• **Given records**
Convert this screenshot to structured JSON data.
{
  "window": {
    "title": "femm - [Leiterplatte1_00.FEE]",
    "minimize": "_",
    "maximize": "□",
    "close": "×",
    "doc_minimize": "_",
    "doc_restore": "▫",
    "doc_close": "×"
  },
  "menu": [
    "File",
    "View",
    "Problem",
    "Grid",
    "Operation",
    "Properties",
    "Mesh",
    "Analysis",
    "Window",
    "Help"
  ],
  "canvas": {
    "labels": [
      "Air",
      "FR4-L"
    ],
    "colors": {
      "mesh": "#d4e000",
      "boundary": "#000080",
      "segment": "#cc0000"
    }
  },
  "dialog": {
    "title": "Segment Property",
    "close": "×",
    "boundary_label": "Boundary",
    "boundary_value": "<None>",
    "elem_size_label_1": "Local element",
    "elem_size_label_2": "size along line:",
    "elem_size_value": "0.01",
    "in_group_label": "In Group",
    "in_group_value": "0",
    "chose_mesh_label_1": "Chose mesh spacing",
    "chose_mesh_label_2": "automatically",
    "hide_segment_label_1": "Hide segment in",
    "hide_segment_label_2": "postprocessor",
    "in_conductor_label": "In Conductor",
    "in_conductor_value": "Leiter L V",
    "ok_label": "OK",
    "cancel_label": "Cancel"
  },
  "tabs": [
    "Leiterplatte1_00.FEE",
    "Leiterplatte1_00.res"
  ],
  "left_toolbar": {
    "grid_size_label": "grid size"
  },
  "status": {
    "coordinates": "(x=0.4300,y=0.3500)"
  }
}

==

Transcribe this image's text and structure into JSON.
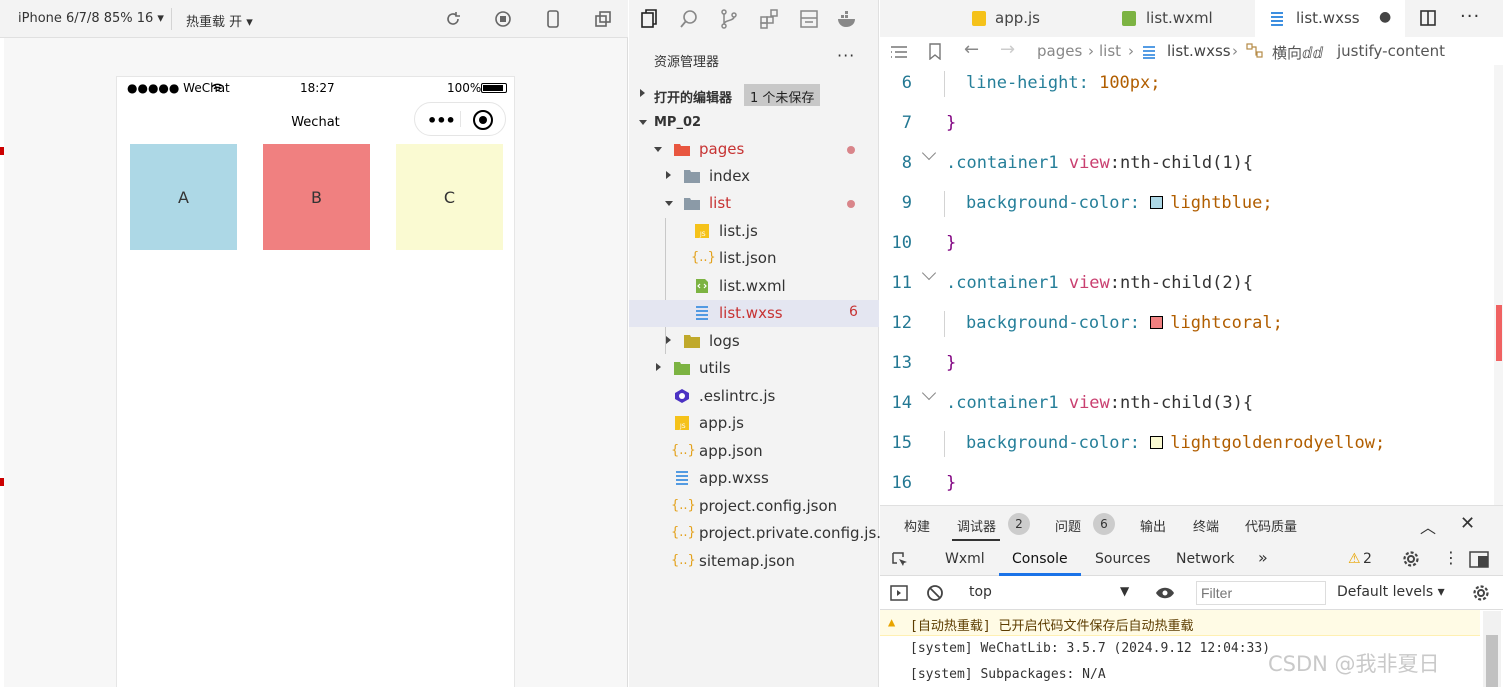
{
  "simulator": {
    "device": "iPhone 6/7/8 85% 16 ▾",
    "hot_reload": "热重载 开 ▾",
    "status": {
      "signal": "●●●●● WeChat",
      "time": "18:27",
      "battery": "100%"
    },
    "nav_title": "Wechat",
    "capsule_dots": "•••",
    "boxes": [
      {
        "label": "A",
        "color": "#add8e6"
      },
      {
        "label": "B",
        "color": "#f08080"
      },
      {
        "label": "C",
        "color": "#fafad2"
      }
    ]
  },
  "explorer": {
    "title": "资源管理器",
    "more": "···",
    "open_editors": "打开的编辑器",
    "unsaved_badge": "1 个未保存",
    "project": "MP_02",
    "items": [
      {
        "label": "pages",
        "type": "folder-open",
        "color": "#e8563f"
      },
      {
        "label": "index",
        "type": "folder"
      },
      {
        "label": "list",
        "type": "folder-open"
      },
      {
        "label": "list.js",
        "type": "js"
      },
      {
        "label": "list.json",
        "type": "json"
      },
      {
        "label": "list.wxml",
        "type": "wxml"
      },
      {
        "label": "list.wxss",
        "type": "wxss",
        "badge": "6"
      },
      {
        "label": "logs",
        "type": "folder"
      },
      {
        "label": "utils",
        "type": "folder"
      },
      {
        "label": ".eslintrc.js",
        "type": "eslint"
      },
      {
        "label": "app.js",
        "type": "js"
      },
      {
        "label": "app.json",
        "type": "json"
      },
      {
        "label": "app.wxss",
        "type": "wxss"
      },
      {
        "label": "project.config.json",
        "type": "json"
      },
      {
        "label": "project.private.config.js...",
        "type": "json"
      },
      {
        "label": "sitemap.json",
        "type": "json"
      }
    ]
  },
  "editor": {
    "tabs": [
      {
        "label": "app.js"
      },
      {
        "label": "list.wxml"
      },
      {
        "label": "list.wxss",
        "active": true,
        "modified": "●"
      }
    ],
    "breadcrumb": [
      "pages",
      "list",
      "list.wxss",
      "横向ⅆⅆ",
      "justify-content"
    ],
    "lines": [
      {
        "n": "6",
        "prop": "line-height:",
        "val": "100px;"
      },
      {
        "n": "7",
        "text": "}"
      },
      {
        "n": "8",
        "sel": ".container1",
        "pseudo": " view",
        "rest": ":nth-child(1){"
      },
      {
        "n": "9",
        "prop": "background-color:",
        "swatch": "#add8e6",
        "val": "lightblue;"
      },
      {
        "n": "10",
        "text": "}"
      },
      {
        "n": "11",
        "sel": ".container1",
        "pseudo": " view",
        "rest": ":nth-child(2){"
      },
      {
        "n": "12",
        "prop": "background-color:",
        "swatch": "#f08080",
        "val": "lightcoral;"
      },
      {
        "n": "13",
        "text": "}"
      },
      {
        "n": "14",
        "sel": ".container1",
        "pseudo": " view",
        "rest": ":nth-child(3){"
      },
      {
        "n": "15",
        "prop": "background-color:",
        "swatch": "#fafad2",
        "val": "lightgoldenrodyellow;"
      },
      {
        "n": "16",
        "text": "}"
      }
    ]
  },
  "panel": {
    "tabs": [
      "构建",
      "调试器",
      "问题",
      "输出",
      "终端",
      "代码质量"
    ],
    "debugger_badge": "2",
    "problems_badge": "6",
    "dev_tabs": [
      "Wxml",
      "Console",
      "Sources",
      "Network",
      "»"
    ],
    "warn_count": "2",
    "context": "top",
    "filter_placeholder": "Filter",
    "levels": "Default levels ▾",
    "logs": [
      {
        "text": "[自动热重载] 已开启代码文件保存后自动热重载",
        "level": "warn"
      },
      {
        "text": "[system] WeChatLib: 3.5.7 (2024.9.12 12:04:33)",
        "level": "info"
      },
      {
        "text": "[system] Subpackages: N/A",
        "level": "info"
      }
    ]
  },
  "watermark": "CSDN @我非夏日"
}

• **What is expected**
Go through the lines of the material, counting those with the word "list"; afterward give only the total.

• **Response for this exercise**
9